Private Fostering Month - October 2020


What does private fostering mean?

A child is privately fostered when they are cared for on a full-time basis by adults, who are not their parents or a close relative (brother, sister, aunt, uncle, or grandparents by birth or marriage) for a period of 28 days or more.


Why are children privately fostered?

There could be variety of reasons why a child is privately fostered such as:

  • Children sent to the UK for education or health care by parents who live over-seas.
  • Children attending a language school in the UK.
  • Teenagers who have become estranged from their parents and are living with friends or wider family (not close relatives).
  • Children staying with another family due to parents’ divorce/separation
  • Children living with someone else because their parent/s may be hospitalised or in custody.


Telling Children’s Social Care about a private fostering arrangement

Private foster carers are legally required to notify Children’s Social Care, but many do not, or do not know that they have to. This means that social workers are unable to check whether children are being properly cared for, and may not be in a position to protect privately fostered children who are at risk of abuse or neglect.

Any professionals working with families also have a responsibility to notify Children’s Social Care of any private fostering arrangements they become aware of.


Do you suspect that a child may be privately fostered?
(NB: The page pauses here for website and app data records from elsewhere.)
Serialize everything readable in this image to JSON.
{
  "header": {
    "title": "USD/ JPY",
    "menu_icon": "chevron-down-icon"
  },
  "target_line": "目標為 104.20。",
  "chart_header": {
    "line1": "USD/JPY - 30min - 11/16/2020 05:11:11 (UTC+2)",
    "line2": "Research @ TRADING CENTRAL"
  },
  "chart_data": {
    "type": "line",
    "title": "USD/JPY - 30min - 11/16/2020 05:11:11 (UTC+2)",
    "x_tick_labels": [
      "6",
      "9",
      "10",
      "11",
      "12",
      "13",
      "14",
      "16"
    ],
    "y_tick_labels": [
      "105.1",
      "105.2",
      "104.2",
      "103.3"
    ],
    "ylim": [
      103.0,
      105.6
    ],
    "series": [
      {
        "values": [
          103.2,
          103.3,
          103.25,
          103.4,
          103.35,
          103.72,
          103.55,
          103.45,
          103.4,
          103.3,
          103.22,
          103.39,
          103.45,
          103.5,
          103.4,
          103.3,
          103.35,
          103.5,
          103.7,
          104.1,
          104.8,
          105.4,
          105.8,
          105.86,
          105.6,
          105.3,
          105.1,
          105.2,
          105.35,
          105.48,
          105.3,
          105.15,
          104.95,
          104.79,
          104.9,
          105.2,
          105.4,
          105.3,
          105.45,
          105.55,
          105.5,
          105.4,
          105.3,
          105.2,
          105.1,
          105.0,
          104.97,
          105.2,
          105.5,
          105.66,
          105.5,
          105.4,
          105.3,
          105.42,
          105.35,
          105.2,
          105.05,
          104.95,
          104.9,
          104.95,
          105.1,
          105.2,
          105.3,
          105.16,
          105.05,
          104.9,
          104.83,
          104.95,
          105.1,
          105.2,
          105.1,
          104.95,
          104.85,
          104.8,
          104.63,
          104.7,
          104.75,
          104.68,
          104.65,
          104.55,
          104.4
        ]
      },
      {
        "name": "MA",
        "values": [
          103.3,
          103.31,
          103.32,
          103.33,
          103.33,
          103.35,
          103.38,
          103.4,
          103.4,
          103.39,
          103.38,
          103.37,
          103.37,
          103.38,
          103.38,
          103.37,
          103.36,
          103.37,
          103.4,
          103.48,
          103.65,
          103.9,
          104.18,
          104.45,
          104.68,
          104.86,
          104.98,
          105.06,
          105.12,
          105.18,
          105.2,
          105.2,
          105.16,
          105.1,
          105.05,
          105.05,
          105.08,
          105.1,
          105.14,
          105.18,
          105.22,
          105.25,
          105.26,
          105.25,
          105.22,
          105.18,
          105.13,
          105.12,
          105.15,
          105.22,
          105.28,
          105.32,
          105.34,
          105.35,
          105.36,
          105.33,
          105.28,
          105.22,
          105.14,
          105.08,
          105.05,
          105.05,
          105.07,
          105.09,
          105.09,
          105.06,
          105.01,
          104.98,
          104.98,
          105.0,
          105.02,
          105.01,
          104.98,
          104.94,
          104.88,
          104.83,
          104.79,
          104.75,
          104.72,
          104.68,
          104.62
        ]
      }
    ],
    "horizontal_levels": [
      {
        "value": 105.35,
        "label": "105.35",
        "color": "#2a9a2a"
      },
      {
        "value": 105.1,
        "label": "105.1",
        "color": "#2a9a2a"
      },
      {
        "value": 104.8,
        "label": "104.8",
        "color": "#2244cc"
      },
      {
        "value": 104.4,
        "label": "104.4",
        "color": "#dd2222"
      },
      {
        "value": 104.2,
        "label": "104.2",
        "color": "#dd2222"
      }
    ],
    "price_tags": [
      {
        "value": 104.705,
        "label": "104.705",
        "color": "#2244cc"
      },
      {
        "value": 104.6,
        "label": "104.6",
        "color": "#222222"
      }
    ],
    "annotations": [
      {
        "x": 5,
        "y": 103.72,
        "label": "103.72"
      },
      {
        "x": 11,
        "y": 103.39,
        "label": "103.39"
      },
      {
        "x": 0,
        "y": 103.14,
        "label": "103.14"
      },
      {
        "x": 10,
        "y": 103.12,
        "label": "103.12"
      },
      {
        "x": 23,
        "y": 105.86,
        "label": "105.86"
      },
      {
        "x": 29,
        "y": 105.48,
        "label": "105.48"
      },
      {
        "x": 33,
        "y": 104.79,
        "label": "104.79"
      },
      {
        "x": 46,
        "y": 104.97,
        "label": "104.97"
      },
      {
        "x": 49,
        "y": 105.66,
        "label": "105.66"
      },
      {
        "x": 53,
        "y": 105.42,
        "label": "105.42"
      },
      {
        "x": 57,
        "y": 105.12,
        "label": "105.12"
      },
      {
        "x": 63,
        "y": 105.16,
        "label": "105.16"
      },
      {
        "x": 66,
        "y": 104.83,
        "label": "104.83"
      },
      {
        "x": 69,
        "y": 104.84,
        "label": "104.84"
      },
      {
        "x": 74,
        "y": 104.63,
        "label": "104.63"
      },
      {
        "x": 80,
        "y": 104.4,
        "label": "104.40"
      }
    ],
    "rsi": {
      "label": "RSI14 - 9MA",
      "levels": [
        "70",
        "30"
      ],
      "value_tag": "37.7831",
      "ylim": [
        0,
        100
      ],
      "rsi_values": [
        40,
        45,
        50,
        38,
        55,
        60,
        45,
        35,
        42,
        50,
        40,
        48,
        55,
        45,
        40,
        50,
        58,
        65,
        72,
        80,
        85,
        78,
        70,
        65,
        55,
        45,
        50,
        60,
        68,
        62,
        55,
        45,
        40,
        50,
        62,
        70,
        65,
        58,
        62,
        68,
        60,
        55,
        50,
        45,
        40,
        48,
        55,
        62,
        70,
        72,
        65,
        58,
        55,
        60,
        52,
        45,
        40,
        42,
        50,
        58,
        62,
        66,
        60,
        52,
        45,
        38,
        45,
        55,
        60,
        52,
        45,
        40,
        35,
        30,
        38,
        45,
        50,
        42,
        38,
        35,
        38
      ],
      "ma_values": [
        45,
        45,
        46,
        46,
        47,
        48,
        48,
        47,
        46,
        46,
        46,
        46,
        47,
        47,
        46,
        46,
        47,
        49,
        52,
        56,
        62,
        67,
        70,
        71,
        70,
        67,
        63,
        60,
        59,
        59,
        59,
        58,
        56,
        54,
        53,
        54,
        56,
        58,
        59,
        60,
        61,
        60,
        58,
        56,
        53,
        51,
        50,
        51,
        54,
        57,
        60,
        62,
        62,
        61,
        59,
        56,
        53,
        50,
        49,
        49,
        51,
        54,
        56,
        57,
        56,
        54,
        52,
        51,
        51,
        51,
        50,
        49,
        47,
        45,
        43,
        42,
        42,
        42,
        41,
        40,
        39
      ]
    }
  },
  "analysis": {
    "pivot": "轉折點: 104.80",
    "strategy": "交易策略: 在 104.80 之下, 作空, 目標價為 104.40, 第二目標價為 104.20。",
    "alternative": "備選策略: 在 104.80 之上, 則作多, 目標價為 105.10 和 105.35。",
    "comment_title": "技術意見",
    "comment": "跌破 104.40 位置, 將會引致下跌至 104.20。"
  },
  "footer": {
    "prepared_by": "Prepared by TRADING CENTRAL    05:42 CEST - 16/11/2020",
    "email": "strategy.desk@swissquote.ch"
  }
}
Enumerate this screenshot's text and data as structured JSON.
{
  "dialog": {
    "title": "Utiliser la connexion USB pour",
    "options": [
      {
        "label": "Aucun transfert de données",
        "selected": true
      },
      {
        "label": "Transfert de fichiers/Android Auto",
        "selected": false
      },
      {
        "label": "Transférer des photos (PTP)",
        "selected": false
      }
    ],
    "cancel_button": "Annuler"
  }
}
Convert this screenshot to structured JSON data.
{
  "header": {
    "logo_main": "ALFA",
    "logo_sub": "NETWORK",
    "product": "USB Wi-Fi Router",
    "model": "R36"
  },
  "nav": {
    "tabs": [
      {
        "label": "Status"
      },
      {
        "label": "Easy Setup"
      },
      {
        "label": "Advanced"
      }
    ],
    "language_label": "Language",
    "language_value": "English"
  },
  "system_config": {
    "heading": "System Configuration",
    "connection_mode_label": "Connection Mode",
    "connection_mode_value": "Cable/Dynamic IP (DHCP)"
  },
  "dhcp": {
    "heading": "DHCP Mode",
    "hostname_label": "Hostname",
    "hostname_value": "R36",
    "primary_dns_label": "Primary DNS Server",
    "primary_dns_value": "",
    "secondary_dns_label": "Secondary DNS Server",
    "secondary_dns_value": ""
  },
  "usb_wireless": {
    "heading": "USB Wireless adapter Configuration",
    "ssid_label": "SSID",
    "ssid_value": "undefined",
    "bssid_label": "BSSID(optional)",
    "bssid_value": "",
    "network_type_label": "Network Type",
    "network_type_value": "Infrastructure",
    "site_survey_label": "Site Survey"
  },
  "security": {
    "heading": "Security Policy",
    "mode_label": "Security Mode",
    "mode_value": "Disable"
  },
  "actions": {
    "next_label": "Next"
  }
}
  • Has the child mentioned that they are no longer living at home or that they are living with someone else?
  • Is the child accompanied to school/nursery/clinic by someone other than a parent or recognised carer?
  • Is the carer vague about the child’s routines or needs?
  • Has a patient turned up at the GP surgery with a new child or series of different children?
  • Has a child in class at school disappeared?
  • Is there anything unclear on files/records about the child’s living arrangements?
  • Is the child under the age of 16 (or 18 if they have a disability)?
  • Is the child living with someone other than a parent, someone with parental responsibility or a relative?
  • Do you know what the child’s living arrangements are (who with, for what purpose)?
  • Is it clear who the child is living with, and what relation the person is to the child?
  • Has the child been living, or is likely to live, away from home for more than 28 days, or a series of days totalling 28 days or more?
  • Has the child come from overseas? Do you know the reason for the child’s entrance to the UK?
  • Is the child in the UK for the purpose of education?
  • Is the child an unaccompanied asylum seeker?
  • Do you think that the child may have been trafficked?


Who do I notify?

Notify Children’s Social Care of the arrangement. Email  with basic details about the arrangement or call 01925 443400.


Further information and advice